╭─ Dataset excerpts

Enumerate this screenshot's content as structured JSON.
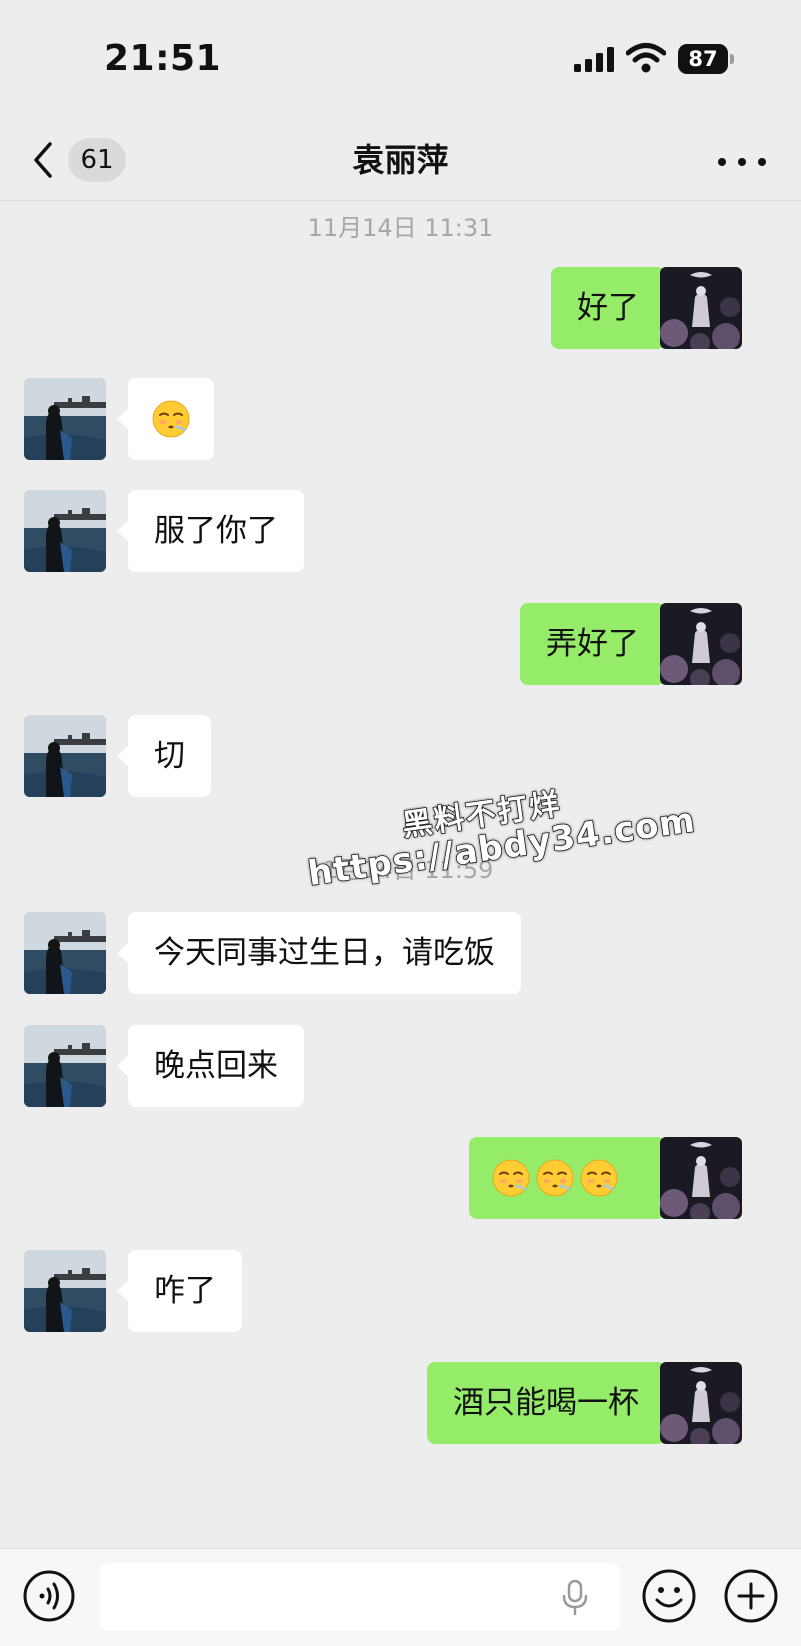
{
  "status_bar": {
    "time": "21:51",
    "battery": "87"
  },
  "header": {
    "back_count": "61",
    "title": "袁丽萍"
  },
  "timestamps": [
    "11月14日 11:31",
    "11月14日 11:59"
  ],
  "messages": [
    {
      "side": "out",
      "text": "好了"
    },
    {
      "side": "in",
      "emoji": [
        "face-exhaling-emoji"
      ]
    },
    {
      "side": "in",
      "text": "服了你了"
    },
    {
      "side": "out",
      "text": "弄好了"
    },
    {
      "side": "in",
      "text": "切"
    },
    {
      "side": "in",
      "text": "今天同事过生日，请吃饭"
    },
    {
      "side": "in",
      "text": "晚点回来"
    },
    {
      "side": "out",
      "emoji": [
        "face-exhaling-emoji",
        "face-exhaling-emoji",
        "face-exhaling-emoji"
      ]
    },
    {
      "side": "in",
      "text": "咋了"
    },
    {
      "side": "out",
      "text": "酒只能喝一杯"
    }
  ],
  "watermark": {
    "line1": "黑料不打烊",
    "line2": "https://abdy34.com"
  },
  "input_bar": {
    "placeholder": ""
  },
  "colors": {
    "background": "#ededed",
    "outgoing_bubble": "#95ec69",
    "incoming_bubble": "#ffffff",
    "timestamp": "#a7a7a7"
  }
}
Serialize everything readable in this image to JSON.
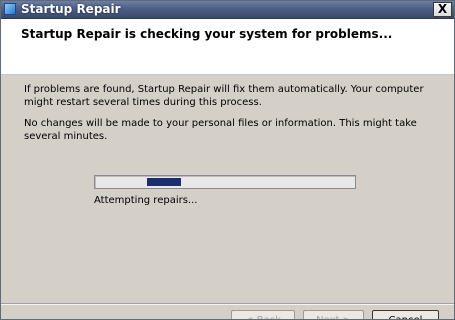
{
  "window": {
    "title": "Startup Repair",
    "close_label": "X"
  },
  "header": {
    "heading": "Startup Repair is checking your system for problems..."
  },
  "body": {
    "paragraph1": "If problems are found, Startup Repair will fix them automatically. Your computer might restart several times during this process.",
    "paragraph2": "No changes will be made to your personal files or information. This might take several minutes."
  },
  "progress": {
    "type": "marquee",
    "segment_start_fraction": 0.2,
    "segment_width_fraction": 0.13,
    "fill_color": "#1d2e6e",
    "status_text": "Attempting repairs..."
  },
  "buttons": {
    "back_label": "< Back",
    "next_label": "Next >",
    "cancel_label": "Cancel"
  },
  "icons": {
    "app": "startup-repair-icon",
    "close": "close-icon"
  }
}
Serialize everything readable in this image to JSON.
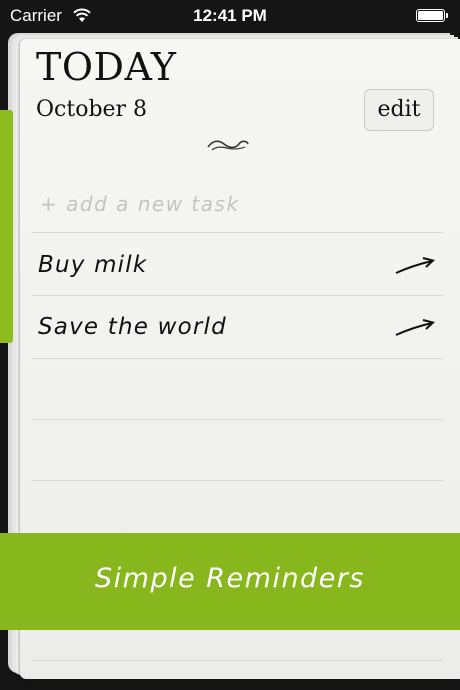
{
  "status_bar": {
    "carrier": "Carrier",
    "time": "12:41 PM",
    "battery_level": 1.0
  },
  "header": {
    "title": "TODAY",
    "date": "October 8",
    "edit_label": "edit"
  },
  "new_task": {
    "placeholder": "+ add a new task"
  },
  "tasks": [
    {
      "label": "Buy milk"
    },
    {
      "label": "Save the world"
    }
  ],
  "banner": {
    "label": "Simple Reminders"
  },
  "colors": {
    "accent_green": "#87b71d",
    "paper": "#f3f3f1",
    "ink": "#111111"
  },
  "icons": {
    "wifi": "wifi-icon",
    "battery": "battery-icon",
    "flourish": "flourish-icon",
    "task_arrow": "arrow-right-icon"
  }
}
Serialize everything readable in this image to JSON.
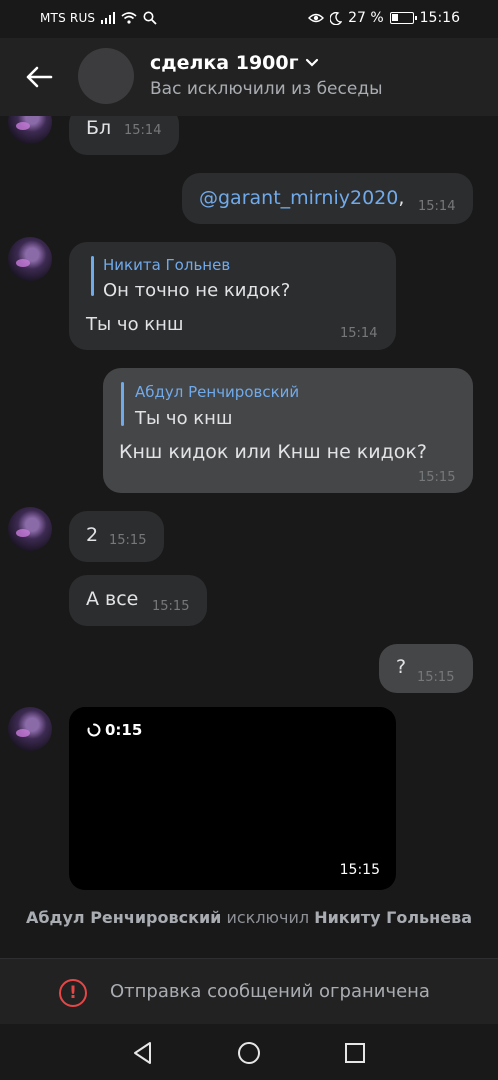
{
  "status_bar": {
    "carrier": "MTS RUS",
    "battery": "27 %",
    "battery_level": 0.27,
    "time": "15:16"
  },
  "header": {
    "title": "сделка 1900г",
    "subtitle": "Вас исключили из беседы",
    "back_icon": "arrow-left-icon",
    "dropdown_icon": "chevron-down-icon"
  },
  "messages": [
    {
      "side": "in",
      "text": "Бл",
      "time": "15:14"
    },
    {
      "side": "out",
      "mention": "@garant_mirniy2020",
      "suffix": ",",
      "time": "15:14"
    },
    {
      "side": "in",
      "reply_name": "Никита Гольнев",
      "reply_text": "Он точно не кидок?",
      "text": "Ты чо кнш",
      "time": "15:14"
    },
    {
      "side": "out",
      "reply_name": "Абдул Ренчировский",
      "reply_text": "Ты чо кнш",
      "text": "Кнш кидок или Кнш не кидок?",
      "time": "15:15"
    },
    {
      "side": "in",
      "text": "2",
      "time": "15:15"
    },
    {
      "side": "in",
      "text": "А все",
      "time": "15:15"
    },
    {
      "side": "out",
      "text": "?",
      "time": "15:15"
    },
    {
      "side": "in",
      "type": "video",
      "duration": "0:15",
      "time": "15:15"
    }
  ],
  "service_message": {
    "actor": "Абдул Ренчировский",
    "action": "исключил",
    "target": "Никиту Гольнева"
  },
  "restricted_bar": {
    "text": "Отправка сообщений ограничена",
    "icon": "warning-icon"
  },
  "nav_bar": {
    "back_icon": "nav-back-icon",
    "home_icon": "nav-home-icon",
    "recents_icon": "nav-recents-icon"
  },
  "colors": {
    "background": "#19191a",
    "header": "#222222",
    "bubble_in": "#2c2d2e",
    "bubble_out": "#454647",
    "accent": "#71aaeb",
    "warning": "#e64646"
  }
}
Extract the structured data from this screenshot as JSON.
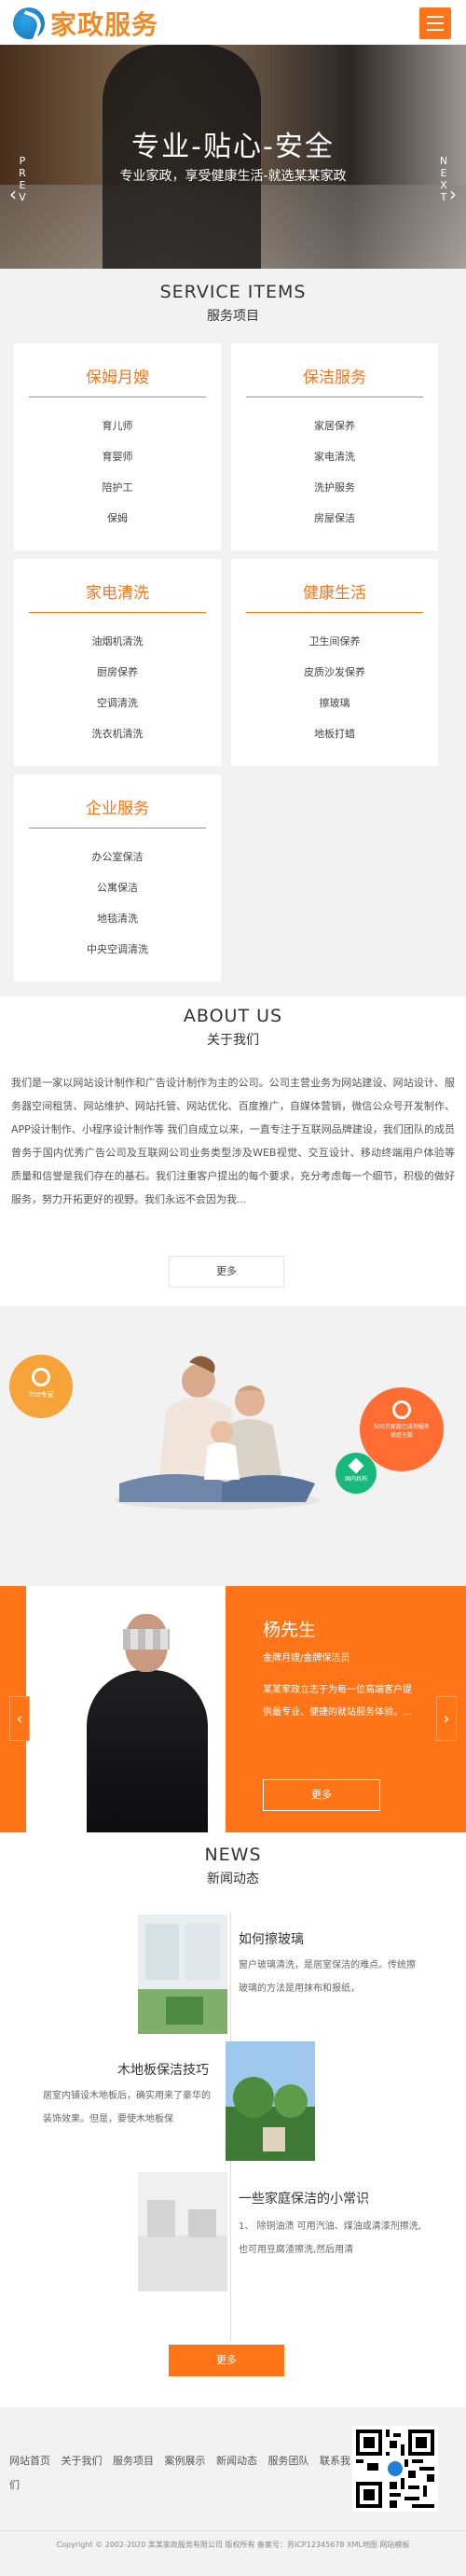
{
  "header": {
    "logo_text": "家政服务",
    "menu_icon": "menu-icon"
  },
  "banner": {
    "title": "专业-贴心-安全",
    "subtitle": "专业家政，享受健康生活-就选某某家政",
    "prev_label": "PREV",
    "next_label": "NEXT"
  },
  "services": {
    "title_en": "SERVICE ITEMS",
    "title_cn": "服务项目",
    "cards": [
      {
        "title": "保姆月嫂",
        "items": [
          "育儿师",
          "育婴师",
          "陪护工",
          "保姆"
        ]
      },
      {
        "title": "保洁服务",
        "items": [
          "家居保养",
          "家电清洗",
          "洗护服务",
          "房屋保洁"
        ]
      },
      {
        "title": "家电清洗",
        "items": [
          "油烟机清洗",
          "厨房保养",
          "空调清洗",
          "洗衣机清洗"
        ]
      },
      {
        "title": "健康生活",
        "items": [
          "卫生间保养",
          "皮质沙发保养",
          "擦玻璃",
          "地板打蜡"
        ]
      },
      {
        "title": "企业服务",
        "items": [
          "办公室保洁",
          "公寓保洁",
          "地毯清洗",
          "中央空调清洗"
        ]
      }
    ]
  },
  "about": {
    "title_en": "ABOUT US",
    "title_cn": "关于我们",
    "text": "我们是一家以网站设计制作和广告设计制作为主的公司。公司主营业务为网站建设、网站设计、服务器空间租赁、网站维护、网站托管、网站优化、百度推广，自媒体营销，微信公众号开发制作、APP设计制作、小程序设计制作等 我们自成立以来，一直专注于互联网品牌建设，我们团队的成员曾务于国内优秀广告公司及互联网公司业务类型涉及WEB视觉、交互设计、移动终端用户体验等质量和信誉是我们存在的基石。我们注重客户提出的每个要求，充分考虑每一个细节，积极的做好服务，努力开拓更好的视野。我们永远不会因为我...",
    "more_label": "更多",
    "badge_left": "700专家",
    "badge_right": "500万家庭已成功服务家庭无数",
    "badge_green": "国内机构"
  },
  "team": {
    "name": "杨先生",
    "role": "金牌月嫂/金牌保洁员",
    "desc": "某某家政立志于为每一位高端客户提供最专业、便捷的就站服务体验。...",
    "more_label": "更多"
  },
  "news": {
    "title_en": "NEWS",
    "title_cn": "新闻动态",
    "items": [
      {
        "title": "如何擦玻璃",
        "text": "窗户玻璃清洗，是居室保洁的难点。传统擦玻璃的方法是用抹布和报纸，"
      },
      {
        "title": "木地板保洁技巧",
        "text": "居室内铺设木地板后，确实用来了豪华的装饰效果。但是，要使木地板保"
      },
      {
        "title": "一些家庭保洁的小常识",
        "text": "1、 除铜油渍 可用汽油、煤油或清漆剂擦洗,也可用豆腐渣擦洗,然后用清"
      }
    ],
    "more_label": "更多"
  },
  "footer": {
    "nav": [
      "网站首页",
      "关于我们",
      "服务项目",
      "案例展示",
      "新闻动态",
      "服务团队",
      "联系我们"
    ],
    "copyright": "Copyright © 2002-2020 某某家政服务有限公司 版权所有 备案号：苏ICP12345678 XML地图 网站模板"
  },
  "colors": {
    "accent": "#ff7417",
    "logo": "#f08a24",
    "green": "#18b77c",
    "red": "#ff6d33",
    "yellow": "#f6a33a"
  }
}
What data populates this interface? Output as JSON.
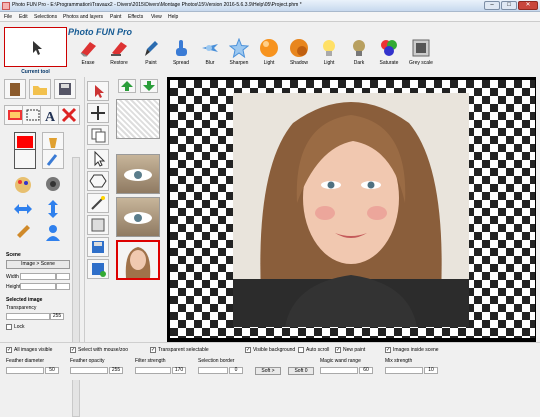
{
  "window": {
    "title": "Photo FUN Pro - E:\\Programmation\\Travaux2 - Divers\\2015\\Divers\\Montage Photos\\15\\Version 2016-5.6.3.9\\Help\\05\\Project.phm *",
    "minimize": "–",
    "maximize": "□",
    "close": "✕"
  },
  "menu": {
    "items": [
      "File",
      "Edit",
      "Selections",
      "Photos and layers",
      "Paint",
      "Effects",
      "View",
      "Help"
    ]
  },
  "toolbar": {
    "current_tool_label": "Current tool",
    "app_name": "Photo FUN Pro",
    "tools": [
      "Erase",
      "Restore",
      "Paint",
      "Spread",
      "Blur",
      "Sharpen",
      "Light",
      "Shadow",
      "Light",
      "Dark",
      "Saturate",
      "Grey scale"
    ]
  },
  "panel": {
    "scene_label": "Scene",
    "image_scene_button": "Image > Scene",
    "width_label": "Width",
    "height_label": "Height",
    "width_value": "",
    "height_value": "",
    "selected_image_label": "Selected image",
    "transparency_label": "Transparency",
    "transparency_value": "255",
    "lock_label": "Lock"
  },
  "status": {
    "all_images_visible": "All images visible",
    "select_with_mouse": "Select with mouse/zoo",
    "transparent_selectable": "Transparent selectable",
    "visible_background": "Visible background",
    "auto_scroll": "Auto scroll",
    "new_paint": "New paint",
    "images_inside_scene": "Images inside scene",
    "feather_diameter": "Feather diameter",
    "feather_opacity": "Feather opacity",
    "filter_strength": "Filter strength",
    "selection_border": "Selection border",
    "magic_wand_range": "Magic wand range",
    "mix_strength": "Mix strength",
    "feather_diameter_value": "50",
    "feather_opacity_value": "255",
    "filter_strength_value": "170",
    "selection_border_value": "0",
    "magic_wand_value": "60",
    "mix_strength_value": "10",
    "soft_button": "Soft >",
    "soft_value": "Soft 0"
  },
  "colors": {
    "accent": "#155a93",
    "primary_color": "#ff0000",
    "secondary_color": "#ffffff"
  }
}
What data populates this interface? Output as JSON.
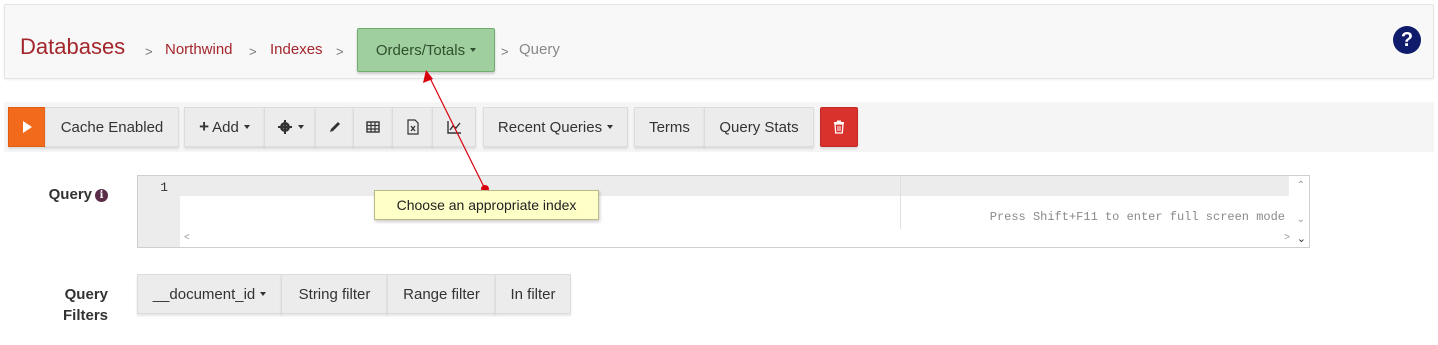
{
  "breadcrumb": {
    "databases": "Databases",
    "sep": ">",
    "database": "Northwind",
    "indexes": "Indexes",
    "index": "Orders/Totals",
    "query": "Query"
  },
  "help_icon": "question-circle-icon",
  "toolbar": {
    "play_icon": "play-icon",
    "cache": "Cache Enabled",
    "add": "Add",
    "recent": "Recent Queries",
    "terms": "Terms",
    "stats": "Query Stats"
  },
  "query": {
    "label": "Query",
    "info": "i",
    "line_number": "1",
    "hint": "Press Shift+F11 to enter full screen mode"
  },
  "tooltip": "Choose an appropriate index",
  "filters": {
    "label_line1": "Query",
    "label_line2": "Filters",
    "field": "__document_id",
    "string": "String filter",
    "range": "Range filter",
    "in": "In filter"
  },
  "colors": {
    "accent": "#a4262c",
    "index_button": "#9fcf9f",
    "play": "#f26b1d",
    "delete": "#d9322d",
    "annotation": "#d9000d"
  }
}
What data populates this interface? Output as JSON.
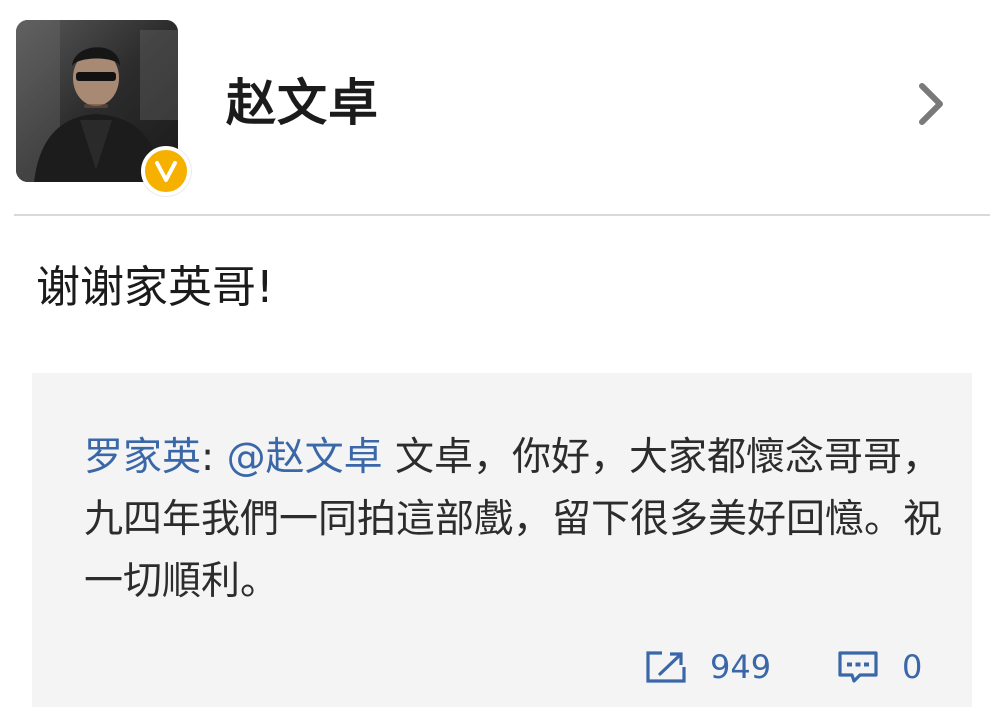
{
  "header": {
    "username": "赵文卓",
    "icons": {
      "avatar": "user-avatar",
      "verified": "verified-v-badge",
      "chevron": "chevron-right-icon"
    },
    "colors": {
      "badge": "#f5b000",
      "chevron": "#7a7a7a"
    }
  },
  "post": {
    "text": "谢谢家英哥!"
  },
  "retweet": {
    "author": "罗家英",
    "separator": ": ",
    "mention": "@赵文卓",
    "body": " 文卓，你好，大家都懷念哥哥，九四年我們一同拍這部戲，留下很多美好回憶。祝一切順利。",
    "repost_count": "949",
    "comment_count": "0",
    "colors": {
      "link": "#3a67a8",
      "background": "#f4f4f4"
    }
  }
}
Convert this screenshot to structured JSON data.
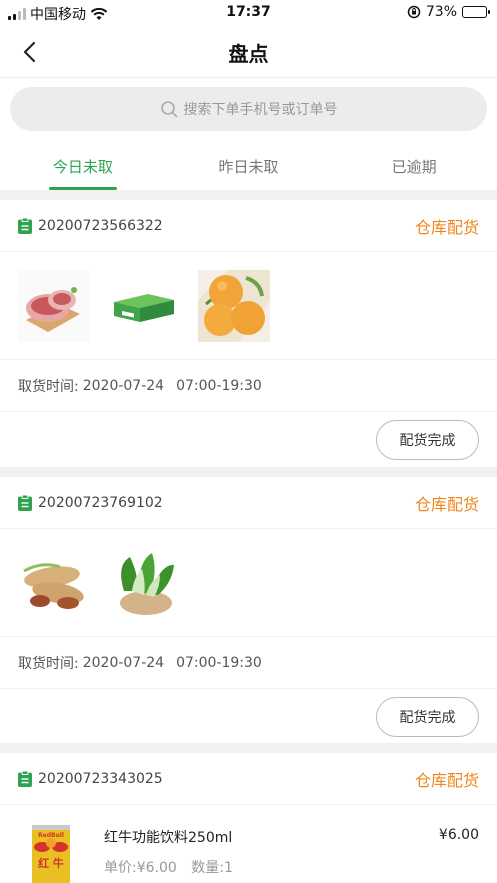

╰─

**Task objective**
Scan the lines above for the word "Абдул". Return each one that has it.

**Solution**
      "reply_name": "Абдул Ренчировский",
    "actor": "Абдул Ренчировский",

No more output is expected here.